[Data about app and page elements]
----
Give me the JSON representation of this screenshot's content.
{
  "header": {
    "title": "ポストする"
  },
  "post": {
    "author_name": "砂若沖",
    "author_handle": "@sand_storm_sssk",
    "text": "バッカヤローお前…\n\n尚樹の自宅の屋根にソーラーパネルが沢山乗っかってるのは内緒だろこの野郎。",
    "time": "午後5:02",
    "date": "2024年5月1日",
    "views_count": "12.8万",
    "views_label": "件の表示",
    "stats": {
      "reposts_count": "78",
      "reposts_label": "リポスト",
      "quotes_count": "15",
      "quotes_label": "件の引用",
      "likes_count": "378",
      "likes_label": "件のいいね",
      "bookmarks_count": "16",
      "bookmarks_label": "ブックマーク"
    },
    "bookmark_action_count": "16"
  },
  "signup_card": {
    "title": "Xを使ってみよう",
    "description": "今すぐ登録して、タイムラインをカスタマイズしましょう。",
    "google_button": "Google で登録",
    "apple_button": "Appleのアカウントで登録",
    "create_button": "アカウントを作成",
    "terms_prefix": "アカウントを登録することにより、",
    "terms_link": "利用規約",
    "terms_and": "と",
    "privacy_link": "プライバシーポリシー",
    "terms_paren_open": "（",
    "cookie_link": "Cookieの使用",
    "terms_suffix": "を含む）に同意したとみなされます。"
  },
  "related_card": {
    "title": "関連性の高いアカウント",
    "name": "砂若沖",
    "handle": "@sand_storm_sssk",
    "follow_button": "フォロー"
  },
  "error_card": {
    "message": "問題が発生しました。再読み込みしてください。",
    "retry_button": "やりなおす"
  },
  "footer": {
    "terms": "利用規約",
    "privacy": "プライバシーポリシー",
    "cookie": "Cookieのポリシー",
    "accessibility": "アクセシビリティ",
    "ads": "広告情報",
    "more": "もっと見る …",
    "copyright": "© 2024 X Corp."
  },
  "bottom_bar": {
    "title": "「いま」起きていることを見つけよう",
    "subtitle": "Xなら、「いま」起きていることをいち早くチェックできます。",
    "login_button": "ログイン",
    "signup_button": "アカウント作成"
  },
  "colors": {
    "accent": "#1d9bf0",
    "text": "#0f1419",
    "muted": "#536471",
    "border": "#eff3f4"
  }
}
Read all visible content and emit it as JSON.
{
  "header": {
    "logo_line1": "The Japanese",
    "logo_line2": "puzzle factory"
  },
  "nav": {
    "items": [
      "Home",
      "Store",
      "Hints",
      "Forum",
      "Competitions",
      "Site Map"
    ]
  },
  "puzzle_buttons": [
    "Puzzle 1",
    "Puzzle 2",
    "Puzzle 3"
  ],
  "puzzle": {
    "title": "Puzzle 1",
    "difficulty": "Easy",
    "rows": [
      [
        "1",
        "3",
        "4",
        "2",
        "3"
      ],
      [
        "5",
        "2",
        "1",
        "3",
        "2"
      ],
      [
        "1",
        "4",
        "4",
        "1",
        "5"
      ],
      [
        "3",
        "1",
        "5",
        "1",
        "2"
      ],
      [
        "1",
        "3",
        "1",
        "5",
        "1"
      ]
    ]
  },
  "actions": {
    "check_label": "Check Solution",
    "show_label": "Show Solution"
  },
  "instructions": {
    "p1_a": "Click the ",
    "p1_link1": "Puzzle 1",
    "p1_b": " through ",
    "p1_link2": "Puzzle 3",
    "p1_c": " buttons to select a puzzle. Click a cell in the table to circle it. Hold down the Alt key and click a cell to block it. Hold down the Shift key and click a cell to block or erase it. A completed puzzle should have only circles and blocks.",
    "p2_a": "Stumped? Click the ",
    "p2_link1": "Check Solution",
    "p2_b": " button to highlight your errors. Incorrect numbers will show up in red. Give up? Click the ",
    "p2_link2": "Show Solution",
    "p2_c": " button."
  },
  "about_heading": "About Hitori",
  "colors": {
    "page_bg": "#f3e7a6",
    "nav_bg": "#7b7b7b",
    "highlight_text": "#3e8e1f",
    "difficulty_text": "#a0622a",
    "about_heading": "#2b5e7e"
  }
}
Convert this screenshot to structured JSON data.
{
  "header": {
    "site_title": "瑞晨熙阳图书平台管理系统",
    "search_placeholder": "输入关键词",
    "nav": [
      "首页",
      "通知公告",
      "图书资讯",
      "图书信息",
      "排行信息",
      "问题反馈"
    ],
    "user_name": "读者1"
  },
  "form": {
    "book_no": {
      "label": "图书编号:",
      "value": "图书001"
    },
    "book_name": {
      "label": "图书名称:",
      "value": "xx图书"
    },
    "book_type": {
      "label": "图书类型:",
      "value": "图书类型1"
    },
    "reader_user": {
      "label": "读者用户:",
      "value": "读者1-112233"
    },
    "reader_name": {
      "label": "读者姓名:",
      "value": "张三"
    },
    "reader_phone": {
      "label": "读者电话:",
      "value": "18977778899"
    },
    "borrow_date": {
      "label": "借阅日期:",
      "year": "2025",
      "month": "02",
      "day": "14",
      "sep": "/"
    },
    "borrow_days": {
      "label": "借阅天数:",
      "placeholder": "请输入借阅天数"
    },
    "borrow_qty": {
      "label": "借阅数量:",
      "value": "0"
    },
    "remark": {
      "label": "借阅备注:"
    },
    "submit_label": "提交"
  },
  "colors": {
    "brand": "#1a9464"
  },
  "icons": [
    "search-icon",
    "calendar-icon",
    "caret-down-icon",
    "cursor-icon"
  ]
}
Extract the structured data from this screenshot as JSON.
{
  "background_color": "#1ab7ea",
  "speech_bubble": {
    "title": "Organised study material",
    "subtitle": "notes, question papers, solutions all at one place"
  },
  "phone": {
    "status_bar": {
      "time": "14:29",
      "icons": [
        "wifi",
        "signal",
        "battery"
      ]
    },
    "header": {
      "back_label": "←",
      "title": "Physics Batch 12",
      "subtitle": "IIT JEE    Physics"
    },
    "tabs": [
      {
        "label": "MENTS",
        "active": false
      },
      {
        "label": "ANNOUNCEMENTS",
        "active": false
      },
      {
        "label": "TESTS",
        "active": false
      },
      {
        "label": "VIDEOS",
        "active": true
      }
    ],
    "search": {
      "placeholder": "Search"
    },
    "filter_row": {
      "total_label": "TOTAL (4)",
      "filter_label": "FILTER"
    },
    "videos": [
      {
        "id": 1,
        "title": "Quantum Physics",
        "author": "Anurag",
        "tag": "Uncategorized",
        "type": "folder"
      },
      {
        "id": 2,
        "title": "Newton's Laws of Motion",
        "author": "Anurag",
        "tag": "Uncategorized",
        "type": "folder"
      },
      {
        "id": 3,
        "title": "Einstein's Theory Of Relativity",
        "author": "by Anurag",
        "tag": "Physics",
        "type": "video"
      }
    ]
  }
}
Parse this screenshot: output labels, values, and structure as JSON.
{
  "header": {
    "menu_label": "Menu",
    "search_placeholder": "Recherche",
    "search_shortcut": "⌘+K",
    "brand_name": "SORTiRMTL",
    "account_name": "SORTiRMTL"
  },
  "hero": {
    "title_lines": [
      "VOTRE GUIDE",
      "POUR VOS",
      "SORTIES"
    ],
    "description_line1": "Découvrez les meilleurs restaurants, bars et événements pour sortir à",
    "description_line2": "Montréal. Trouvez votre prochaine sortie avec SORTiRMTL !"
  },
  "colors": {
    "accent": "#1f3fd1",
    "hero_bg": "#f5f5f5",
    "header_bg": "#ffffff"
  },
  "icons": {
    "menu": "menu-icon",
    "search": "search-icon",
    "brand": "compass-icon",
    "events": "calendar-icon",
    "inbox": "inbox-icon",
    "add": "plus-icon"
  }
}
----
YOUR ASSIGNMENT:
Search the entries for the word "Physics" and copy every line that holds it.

SOLUTION TO THE EXERCISE:
      "title": "Physics Batch 12",
      "subtitle": "IIT JEE    Physics"
        "title": "Quantum Physics",
        "tag": "Physics",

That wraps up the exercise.